We have taken the plunge and hired a bunch of visual designers and what a shock it was. From ‘want to jump straight into a solution’ to ‘speaking a completely different language’, we’ve been working to integrate them into our entrenched User Centred Design thinking and process to form a common design vocabulary.
We believe a shared and integrated design environment could help us form a common vocabulary, but what do these look like?
We found that Eli Schiff and others have similar questions to ours; when he wrote in his article Fall of the Designer Part II: Pixel Pushers. Read more »
“It’s so easy,” she said, “just put it into Survey Monkey.”
The truth is, it is not that easy, for a multitude of reasons. Yes, it is easy to make a survey using a free online tool, but there are other factors, such as the experience for the person taking the survey and the experience the data scientist encounters with the tool. What about the survey design itself?

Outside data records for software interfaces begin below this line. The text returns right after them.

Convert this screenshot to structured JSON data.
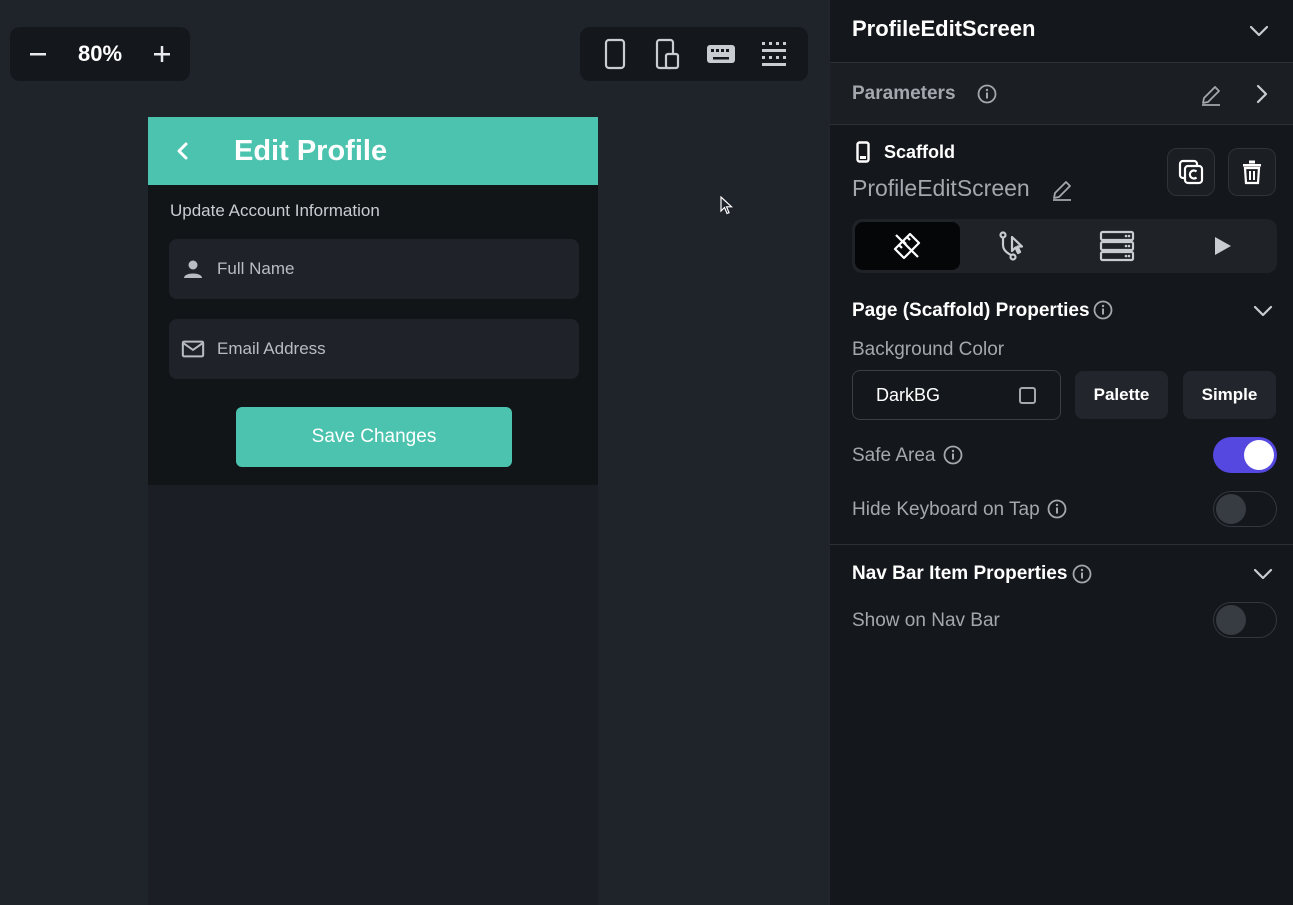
{
  "canvas": {
    "zoom": {
      "minus_icon": "minus-icon",
      "value": "80%",
      "plus_icon": "plus-icon"
    },
    "device_toolbar": [
      "phone-icon",
      "tablet-phone-icon",
      "keyboard-icon",
      "grid-icon"
    ]
  },
  "preview": {
    "appbar": {
      "back_icon": "chevron-left-icon",
      "title": "Edit Profile"
    },
    "subheading": "Update Account Information",
    "fields": [
      {
        "icon": "person-icon",
        "placeholder": "Full Name"
      },
      {
        "icon": "mail-icon",
        "placeholder": "Email Address"
      }
    ],
    "save_button": "Save Changes"
  },
  "panel": {
    "title": "ProfileEditScreen",
    "parameters_label": "Parameters",
    "widget_type": "Scaffold",
    "widget_name": "ProfileEditScreen",
    "tabs": [
      "properties-icon",
      "actions-icon",
      "backend-query-icon",
      "preview-icon"
    ],
    "page_properties": {
      "title": "Page (Scaffold) Properties",
      "background_color_label": "Background Color",
      "background_color_value": "DarkBG",
      "palette_button": "Palette",
      "simple_button": "Simple",
      "safe_area_label": "Safe Area",
      "safe_area_on": true,
      "hide_keyboard_label": "Hide Keyboard on Tap",
      "hide_keyboard_on": false
    },
    "nav_bar": {
      "title": "Nav Bar Item Properties",
      "show_on_nav_label": "Show on Nav Bar",
      "show_on_nav_on": false
    }
  },
  "colors": {
    "accent_teal": "#4cc3ae",
    "toggle_on": "#5448e0",
    "panel_bg": "#14171b",
    "canvas_bg": "#1f232a"
  }
}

It’s a topic we don’t often discuss and, all too often, people create surveys that should only be used to provide anecdotal (rather than validated) insights.
I often use the expression “you can spend 20 years researching…”, but it is true, especially here, where you can even get a PhD in psychometrics. That being said, I’ll focus this article on the upfront part of designing a survey: designing the purpose and developing the questions. If you are interested in longitudinal design, meta-analysis, or Bayesian probabilities, we have a few colleagues on staff who are happy to have a chat over coffee.
It may seem basic, but asking “what are the goals/purpose/use of this survey?” leads to a lot of other questions that inform survey design. Some of our clients know very little about their target customers and use surveys as exploratory tools in the customer research process. We also have clients who use surveys as a way to validate their research processes. For example, we are currently interviewing a large group of customers to understand how they may perceive and react to a change in the industry. Since we can’t interview everyone, we are starting with a small relevant sample. Their feedback so far hasn’t been homogenous, which will allow us to better design a survey for a larger sample size, drilling down in the right areas to provide more valid results. Read more »